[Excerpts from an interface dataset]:

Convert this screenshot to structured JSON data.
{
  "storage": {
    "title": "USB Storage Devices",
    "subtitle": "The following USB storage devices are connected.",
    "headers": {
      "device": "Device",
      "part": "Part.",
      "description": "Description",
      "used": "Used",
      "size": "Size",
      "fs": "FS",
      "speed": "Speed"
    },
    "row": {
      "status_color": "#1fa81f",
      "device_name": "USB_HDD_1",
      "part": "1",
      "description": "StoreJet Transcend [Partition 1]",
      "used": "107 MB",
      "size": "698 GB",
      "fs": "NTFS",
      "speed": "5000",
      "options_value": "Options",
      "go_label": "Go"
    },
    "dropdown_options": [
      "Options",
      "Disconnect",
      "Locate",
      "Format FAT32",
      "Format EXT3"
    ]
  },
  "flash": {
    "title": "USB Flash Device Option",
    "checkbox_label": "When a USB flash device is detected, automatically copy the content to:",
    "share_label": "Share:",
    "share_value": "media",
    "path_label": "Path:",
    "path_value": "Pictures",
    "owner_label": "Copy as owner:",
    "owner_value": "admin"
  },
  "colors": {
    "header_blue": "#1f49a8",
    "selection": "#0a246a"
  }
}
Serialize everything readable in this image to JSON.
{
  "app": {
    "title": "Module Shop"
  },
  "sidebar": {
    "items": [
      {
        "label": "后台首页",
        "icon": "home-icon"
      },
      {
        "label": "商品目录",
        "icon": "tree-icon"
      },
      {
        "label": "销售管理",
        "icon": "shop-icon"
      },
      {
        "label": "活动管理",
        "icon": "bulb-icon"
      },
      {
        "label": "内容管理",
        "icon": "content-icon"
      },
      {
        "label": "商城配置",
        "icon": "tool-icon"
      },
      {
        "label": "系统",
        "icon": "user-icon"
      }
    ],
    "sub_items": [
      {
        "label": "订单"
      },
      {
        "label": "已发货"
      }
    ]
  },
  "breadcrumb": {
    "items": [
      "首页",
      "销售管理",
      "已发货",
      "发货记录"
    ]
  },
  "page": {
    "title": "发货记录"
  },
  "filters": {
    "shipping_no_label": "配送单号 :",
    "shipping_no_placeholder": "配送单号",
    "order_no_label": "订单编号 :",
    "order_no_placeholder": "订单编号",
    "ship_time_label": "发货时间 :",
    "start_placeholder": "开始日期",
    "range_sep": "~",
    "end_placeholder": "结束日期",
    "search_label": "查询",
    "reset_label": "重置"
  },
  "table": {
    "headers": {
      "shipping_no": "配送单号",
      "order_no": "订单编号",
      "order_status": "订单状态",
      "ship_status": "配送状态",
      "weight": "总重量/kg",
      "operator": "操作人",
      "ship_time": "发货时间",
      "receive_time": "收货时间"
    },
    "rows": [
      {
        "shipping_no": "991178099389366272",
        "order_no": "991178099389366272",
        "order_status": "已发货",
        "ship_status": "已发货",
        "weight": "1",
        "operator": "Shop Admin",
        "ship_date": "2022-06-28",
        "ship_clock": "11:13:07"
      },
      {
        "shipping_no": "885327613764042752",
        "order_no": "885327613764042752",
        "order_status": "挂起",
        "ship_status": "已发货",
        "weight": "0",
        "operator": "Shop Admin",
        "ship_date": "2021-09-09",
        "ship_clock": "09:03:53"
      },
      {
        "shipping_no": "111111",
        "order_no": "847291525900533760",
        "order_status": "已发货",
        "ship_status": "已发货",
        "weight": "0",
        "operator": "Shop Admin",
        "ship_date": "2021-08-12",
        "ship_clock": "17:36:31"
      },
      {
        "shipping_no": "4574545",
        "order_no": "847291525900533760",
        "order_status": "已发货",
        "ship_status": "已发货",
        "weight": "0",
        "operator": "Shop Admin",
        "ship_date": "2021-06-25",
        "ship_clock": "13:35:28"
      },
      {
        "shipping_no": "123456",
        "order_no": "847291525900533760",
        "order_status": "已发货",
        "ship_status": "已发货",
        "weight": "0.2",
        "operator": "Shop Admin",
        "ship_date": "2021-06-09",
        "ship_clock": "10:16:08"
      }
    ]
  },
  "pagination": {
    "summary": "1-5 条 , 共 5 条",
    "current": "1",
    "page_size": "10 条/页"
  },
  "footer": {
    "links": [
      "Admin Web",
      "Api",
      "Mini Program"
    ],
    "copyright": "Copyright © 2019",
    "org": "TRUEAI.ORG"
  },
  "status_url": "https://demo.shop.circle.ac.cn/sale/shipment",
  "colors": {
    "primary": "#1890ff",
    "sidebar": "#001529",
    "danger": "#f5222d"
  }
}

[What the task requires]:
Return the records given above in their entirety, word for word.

[Result]:
Convert this screenshot to structured JSON data.
{
  "storage": {
    "title": "USB Storage Devices",
    "subtitle": "The following USB storage devices are connected.",
    "headers": {
      "device": "Device",
      "part": "Part.",
      "description": "Description",
      "used": "Used",
      "size": "Size",
      "fs": "FS",
      "speed": "Speed"
    },
    "row": {
      "status_color": "#1fa81f",
      "device_name": "USB_HDD_1",
      "part": "1",
      "description": "StoreJet Transcend [Partition 1]",
      "used": "107 MB",
      "size": "698 GB",
      "fs": "NTFS",
      "speed": "5000",
      "options_value": "Options",
      "go_label": "Go"
    },
    "dropdown_options": [
      "Options",
      "Disconnect",
      "Locate",
      "Format FAT32",
      "Format EXT3"
    ]
  },
  "flash": {
    "title": "USB Flash Device Option",
    "checkbox_label": "When a USB flash device is detected, automatically copy the content to:",
    "share_label": "Share:",
    "share_value": "media",
    "path_label": "Path:",
    "path_value": "Pictures",
    "owner_label": "Copy as owner:",
    "owner_value": "admin"
  },
  "colors": {
    "header_blue": "#1f49a8",
    "selection": "#0a246a"
  }
}
Serialize everything readable in this image to JSON.
{
  "app": {
    "title": "Module Shop"
  },
  "sidebar": {
    "items": [
      {
        "label": "后台首页",
        "icon": "home-icon"
      },
      {
        "label": "商品目录",
        "icon": "tree-icon"
      },
      {
        "label": "销售管理",
        "icon": "shop-icon"
      },
      {
        "label": "活动管理",
        "icon": "bulb-icon"
      },
      {
        "label": "内容管理",
        "icon": "content-icon"
      },
      {
        "label": "商城配置",
        "icon": "tool-icon"
      },
      {
        "label": "系统",
        "icon": "user-icon"
      }
    ],
    "sub_items": [
      {
        "label": "订单"
      },
      {
        "label": "已发货"
      }
    ]
  },
  "breadcrumb": {
    "items": [
      "首页",
      "销售管理",
      "已发货",
      "发货记录"
    ]
  },
  "page": {
    "title": "发货记录"
  },
  "filters": {
    "shipping_no_label": "配送单号 :",
    "shipping_no_placeholder": "配送单号",
    "order_no_label": "订单编号 :",
    "order_no_placeholder": "订单编号",
    "ship_time_label": "发货时间 :",
    "start_placeholder": "开始日期",
    "range_sep": "~",
    "end_placeholder": "结束日期",
    "search_label": "查询",
    "reset_label": "重置"
  },
  "table": {
    "headers": {
      "shipping_no": "配送单号",
      "order_no": "订单编号",
      "order_status": "订单状态",
      "ship_status": "配送状态",
      "weight": "总重量/kg",
      "operator": "操作人",
      "ship_time": "发货时间",
      "receive_time": "收货时间"
    },
    "rows": [
      {
        "shipping_no": "991178099389366272",
        "order_no": "991178099389366272",
        "order_status": "已发货",
        "ship_status": "已发货",
        "weight": "1",
        "operator": "Shop Admin",
        "ship_date": "2022-06-28",
        "ship_clock": "11:13:07"
      },
      {
        "shipping_no": "885327613764042752",
        "order_no": "885327613764042752",
        "order_status": "挂起",
        "ship_status": "已发货",
        "weight": "0",
        "operator": "Shop Admin",
        "ship_date": "2021-09-09",
        "ship_clock": "09:03:53"
      },
      {
        "shipping_no": "111111",
        "order_no": "847291525900533760",
        "order_status": "已发货",
        "ship_status": "已发货",
        "weight": "0",
        "operator": "Shop Admin",
        "ship_date": "2021-08-12",
        "ship_clock": "17:36:31"
      },
      {
        "shipping_no": "4574545",
        "order_no": "847291525900533760",
        "order_status": "已发货",
        "ship_status": "已发货",
        "weight": "0",
        "operator": "Shop Admin",
        "ship_date": "2021-06-25",
        "ship_clock": "13:35:28"
      },
      {
        "shipping_no": "123456",
        "order_no": "847291525900533760",
        "order_status": "已发货",
        "ship_status": "已发货",
        "weight": "0.2",
        "operator": "Shop Admin",
        "ship_date": "2021-06-09",
        "ship_clock": "10:16:08"
      }
    ]
  },
  "pagination": {
    "summary": "1-5 条 , 共 5 条",
    "current": "1",
    "page_size": "10 条/页"
  },
  "footer": {
    "links": [
      "Admin Web",
      "Api",
      "Mini Program"
    ],
    "copyright": "Copyright © 2019",
    "org": "TRUEAI.ORG"
  },
  "status_url": "https://demo.shop.circle.ac.cn/sale/shipment",
  "colors": {
    "primary": "#1890ff",
    "sidebar": "#001529",
    "danger": "#f5222d"
  }
}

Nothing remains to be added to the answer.